Finally, the SFM Impact Program on Dryland Sustainable Landscapes ($104 million) focusses on some of the most important areas on Earth, which face some of the most urgent environmental and development challenges of all but have generally been passed over for coordinated investment. Concentrating on southern and western Africa and Central Asia, it aims to avoid, reduce and reverse further deforestation, degradation, and desertification in the drylands, envisaging their sustainable management on a global scale.
Meanwhile, the wildlife program aims to provide local communities with both sustainable revenue streams and healthy wildlife populations.
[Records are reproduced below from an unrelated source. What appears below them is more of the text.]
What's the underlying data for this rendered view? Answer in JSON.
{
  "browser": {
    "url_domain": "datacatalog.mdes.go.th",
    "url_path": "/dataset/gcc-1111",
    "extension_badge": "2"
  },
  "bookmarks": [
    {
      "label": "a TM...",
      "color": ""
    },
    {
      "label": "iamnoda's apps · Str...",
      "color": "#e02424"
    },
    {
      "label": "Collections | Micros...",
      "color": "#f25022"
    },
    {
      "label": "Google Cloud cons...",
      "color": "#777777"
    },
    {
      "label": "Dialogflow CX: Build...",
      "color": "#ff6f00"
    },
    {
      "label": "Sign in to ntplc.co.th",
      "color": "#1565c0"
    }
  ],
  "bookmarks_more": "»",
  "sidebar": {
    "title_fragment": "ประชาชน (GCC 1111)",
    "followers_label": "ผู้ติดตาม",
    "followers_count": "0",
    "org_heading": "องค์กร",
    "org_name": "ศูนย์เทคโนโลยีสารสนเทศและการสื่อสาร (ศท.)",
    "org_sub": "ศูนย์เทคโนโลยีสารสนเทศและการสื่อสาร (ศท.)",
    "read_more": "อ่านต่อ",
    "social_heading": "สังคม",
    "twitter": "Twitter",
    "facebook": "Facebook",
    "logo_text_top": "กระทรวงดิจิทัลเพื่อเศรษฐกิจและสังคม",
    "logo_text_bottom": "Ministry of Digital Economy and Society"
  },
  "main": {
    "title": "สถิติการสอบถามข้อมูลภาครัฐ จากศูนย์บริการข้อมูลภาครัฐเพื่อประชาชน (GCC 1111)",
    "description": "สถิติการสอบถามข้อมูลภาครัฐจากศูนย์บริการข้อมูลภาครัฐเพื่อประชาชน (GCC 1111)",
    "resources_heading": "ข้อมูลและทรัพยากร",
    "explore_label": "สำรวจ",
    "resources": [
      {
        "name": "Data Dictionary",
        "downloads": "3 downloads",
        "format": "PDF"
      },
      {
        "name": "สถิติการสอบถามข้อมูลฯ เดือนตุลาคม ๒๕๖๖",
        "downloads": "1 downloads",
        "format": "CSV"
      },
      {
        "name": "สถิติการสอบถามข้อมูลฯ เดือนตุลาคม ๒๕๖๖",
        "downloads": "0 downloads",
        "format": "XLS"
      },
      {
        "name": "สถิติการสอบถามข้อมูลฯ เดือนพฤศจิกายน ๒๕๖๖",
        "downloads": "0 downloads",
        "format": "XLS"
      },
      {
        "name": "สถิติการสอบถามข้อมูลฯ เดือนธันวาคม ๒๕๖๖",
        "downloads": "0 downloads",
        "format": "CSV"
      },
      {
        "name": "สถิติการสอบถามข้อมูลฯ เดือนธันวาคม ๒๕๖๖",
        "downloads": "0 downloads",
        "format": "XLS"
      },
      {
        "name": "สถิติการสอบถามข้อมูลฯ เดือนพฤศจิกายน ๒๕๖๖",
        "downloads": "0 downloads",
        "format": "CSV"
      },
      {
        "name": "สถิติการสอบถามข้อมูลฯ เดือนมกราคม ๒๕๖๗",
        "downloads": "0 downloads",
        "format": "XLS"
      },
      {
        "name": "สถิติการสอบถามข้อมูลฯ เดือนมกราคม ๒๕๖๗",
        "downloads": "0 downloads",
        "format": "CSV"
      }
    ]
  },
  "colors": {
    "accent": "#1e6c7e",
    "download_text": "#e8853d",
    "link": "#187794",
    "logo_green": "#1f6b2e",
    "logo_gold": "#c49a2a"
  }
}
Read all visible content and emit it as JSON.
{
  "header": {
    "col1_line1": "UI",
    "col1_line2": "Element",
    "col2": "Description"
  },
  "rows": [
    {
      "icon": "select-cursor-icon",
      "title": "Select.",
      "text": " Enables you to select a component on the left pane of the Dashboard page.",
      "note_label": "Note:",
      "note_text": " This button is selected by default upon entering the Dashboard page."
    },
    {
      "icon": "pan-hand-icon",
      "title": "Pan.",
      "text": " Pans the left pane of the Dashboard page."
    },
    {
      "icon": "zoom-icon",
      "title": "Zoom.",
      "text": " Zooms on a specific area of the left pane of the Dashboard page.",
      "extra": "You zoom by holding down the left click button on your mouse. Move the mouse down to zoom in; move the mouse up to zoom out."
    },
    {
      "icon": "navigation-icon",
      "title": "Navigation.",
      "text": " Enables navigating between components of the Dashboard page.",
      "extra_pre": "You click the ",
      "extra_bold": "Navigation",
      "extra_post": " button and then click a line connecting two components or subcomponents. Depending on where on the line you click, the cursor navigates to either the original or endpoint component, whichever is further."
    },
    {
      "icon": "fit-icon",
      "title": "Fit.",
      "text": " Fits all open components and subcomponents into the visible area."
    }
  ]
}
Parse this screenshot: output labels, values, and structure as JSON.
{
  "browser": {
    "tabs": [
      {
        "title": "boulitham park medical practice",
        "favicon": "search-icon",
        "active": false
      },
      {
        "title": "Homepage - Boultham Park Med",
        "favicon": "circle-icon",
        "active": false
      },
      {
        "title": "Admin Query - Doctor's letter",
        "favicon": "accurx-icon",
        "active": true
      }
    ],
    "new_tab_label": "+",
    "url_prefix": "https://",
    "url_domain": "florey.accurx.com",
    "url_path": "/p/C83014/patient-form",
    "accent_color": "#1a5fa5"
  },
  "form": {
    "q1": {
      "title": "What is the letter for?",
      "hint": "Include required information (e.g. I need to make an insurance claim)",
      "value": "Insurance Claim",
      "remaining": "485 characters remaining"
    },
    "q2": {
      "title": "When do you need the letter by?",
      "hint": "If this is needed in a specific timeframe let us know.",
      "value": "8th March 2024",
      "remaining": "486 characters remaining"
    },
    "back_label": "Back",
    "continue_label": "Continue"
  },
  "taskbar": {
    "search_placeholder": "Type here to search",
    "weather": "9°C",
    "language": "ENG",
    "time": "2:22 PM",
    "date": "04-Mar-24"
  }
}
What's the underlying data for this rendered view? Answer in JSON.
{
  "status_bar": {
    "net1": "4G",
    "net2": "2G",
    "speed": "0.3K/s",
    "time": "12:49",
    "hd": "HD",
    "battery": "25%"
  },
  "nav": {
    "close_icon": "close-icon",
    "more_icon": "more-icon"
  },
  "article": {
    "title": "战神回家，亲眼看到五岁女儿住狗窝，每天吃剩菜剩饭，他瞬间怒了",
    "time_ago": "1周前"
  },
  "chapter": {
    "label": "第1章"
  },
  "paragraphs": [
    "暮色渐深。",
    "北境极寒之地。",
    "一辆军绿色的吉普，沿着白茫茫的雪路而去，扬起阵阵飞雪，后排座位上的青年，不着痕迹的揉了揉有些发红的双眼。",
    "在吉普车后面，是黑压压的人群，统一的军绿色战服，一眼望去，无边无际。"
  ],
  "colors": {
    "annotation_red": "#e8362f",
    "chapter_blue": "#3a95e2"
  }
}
It will develop local economies in Africa, Asia, and Latin America to provide alternative sources of income and thus counter the illegal wildlife trade which is having devastating effects on impacts on the populations of many species. It will focus on turning local habitats and wildlife into “engines of economic growth and inclusive development” instead of their being trashed for short term gain through the trade.
The GEF financed the Global Wildlife Program to tackle the trade under its last funding cycle, GEF-6. The new cycle, (with $82 million in new financing) will build on this, investing in 13 countries in Africa, Asia, and Latin America.
The Global Programme to Support Countries with the Shift to Electric Mobility ($33 million) will be the first global inter-agency program of its kind to focus primarily on developing countries, where the International Energy Agency (IEA) expects most of the doubling of the world car fleet expected by 2050 to take place. Working closely with the IEA and the private sector, it will set out to take the risk out of investment in electric vehicles and raise awareness of their many benefits.
The Implementing Sustainable and Low and Non-Chemical Development in SIDS (ISLANDS) program ($61 million) will work in 27 such island states around the globe to prevent the build-up of materials and chemicals in the environment that contain Persistent Organic Pollutants (POPs), mercury and other harmful chemicals – and to manage and dispose of existing stockpiles of them.
The work program also includes other specific projects on biodiversity, climate change, land degradation, chemicals and waste, international waters as well as ones that cover more than one of these focal areas, small grants program projects, and multi-trust fund projects. And the Council will also continue to strengthen the GEF's institutional framework.
The newly approved projects and programs are expected to bring in a total of some $6.6 billion in indicative co-financing. Refer to the work program document for details.